  • 12. Adult Learning Theories Source: principle of andragogy e-learning industry 6 assumptions of Adult Learning Experience
  • 13. The need to know Adults want their learning to: • meet their needs • be relevant • help them achieve their goals. Why do I need to learn this? Share in the text chat something you were forced to learn but didn’t see the need… Comment on how you felt and/or if you learnt anything from the exercise?
  • 14. ‘The need to know’ can change
  • 15. Learners Self Concept • A Learner’s self concept influences their learning of new skills • The different learning Group their experiences are built on • R.E.S.P.E.C.T. • Celebrate the small successes and help build a positive learner’s self concept,
  • 16. Role of Learners experience • Adult learners are a valuable resource because they bring the richness and diversity of their lives with them Share in the text chat - something you have learnt from the seniors you have tutored that has developed you as a Tutor
  • 17. Readiness to Learn Readiness: The learning readiness of adults is closely related to the assumption of new social roles.
  • 18. Orientation to Learning Adult learners: • Are goal focused • Want timely learning • Seek meaningful learning experiences Need clear learning goals.
  • 19. Motivation Adults have a range of different motivations for selecting a course/programme. Some reasons they may choose to take a course include • • • • • To keep in touch with family and friends To make life easier To keep the mind active To live a life long dream Just because they can
  • 20. What motivates your Senior Learners? Can you Tell us here how you may motivate your seniors .

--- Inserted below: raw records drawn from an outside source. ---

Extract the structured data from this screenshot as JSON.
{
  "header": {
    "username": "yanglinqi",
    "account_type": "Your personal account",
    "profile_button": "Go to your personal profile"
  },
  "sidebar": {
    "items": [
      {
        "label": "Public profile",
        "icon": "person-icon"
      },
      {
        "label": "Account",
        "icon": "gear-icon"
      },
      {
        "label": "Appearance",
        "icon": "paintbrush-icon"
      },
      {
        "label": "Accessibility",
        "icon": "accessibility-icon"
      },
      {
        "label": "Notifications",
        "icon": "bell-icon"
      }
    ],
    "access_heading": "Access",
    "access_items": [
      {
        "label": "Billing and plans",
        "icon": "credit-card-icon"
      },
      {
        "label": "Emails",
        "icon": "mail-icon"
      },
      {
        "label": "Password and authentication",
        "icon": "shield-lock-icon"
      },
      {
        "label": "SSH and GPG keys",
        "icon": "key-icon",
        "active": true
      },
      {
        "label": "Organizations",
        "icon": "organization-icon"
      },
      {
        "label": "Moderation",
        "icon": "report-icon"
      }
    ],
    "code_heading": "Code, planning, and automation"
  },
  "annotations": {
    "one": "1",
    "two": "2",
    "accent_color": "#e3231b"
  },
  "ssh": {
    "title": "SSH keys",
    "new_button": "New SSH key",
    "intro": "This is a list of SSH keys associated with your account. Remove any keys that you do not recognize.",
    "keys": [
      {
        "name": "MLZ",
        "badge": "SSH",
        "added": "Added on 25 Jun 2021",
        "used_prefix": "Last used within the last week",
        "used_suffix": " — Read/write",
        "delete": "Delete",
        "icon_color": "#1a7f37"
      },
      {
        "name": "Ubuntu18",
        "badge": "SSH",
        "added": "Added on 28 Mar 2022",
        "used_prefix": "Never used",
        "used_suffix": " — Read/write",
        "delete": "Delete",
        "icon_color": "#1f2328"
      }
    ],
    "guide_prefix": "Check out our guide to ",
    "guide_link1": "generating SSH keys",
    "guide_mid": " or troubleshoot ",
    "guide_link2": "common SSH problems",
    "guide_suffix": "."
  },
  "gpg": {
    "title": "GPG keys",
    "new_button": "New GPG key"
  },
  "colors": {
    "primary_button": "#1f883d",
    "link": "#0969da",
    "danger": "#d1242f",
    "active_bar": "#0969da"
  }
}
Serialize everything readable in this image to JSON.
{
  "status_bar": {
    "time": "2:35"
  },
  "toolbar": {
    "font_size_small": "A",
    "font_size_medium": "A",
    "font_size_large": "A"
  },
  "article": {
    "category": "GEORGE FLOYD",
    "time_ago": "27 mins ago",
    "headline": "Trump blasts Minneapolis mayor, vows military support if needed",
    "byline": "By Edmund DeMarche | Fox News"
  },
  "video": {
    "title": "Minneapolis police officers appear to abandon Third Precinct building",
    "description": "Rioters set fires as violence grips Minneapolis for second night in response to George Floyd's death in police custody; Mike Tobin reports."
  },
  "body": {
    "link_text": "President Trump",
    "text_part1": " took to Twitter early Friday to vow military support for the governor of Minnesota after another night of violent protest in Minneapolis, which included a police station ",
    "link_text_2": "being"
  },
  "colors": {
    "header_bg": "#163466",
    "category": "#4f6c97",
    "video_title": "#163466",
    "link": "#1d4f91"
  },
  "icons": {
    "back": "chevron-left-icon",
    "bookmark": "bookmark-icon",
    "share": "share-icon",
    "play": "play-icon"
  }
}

  • 21. How to help Adults Learn Give Learners Time to practice and reflect on the Learning Give regular and useful feed back Motivate further learning with recognition and rewards
  • 22. How to help Adults Learn • Encourage active Participation • Offer meaningful and Relevant Learning
  • 23. Ensure Multi–sensory Learning (using the 5 senses) CHALLENGE Can we tap into the taste and smell senses when teaching computers with BFS users? Share how in the text chat
  • 24. Thankyou! Key notes re Adult Learning on https://ala.asn.au/adult-learning/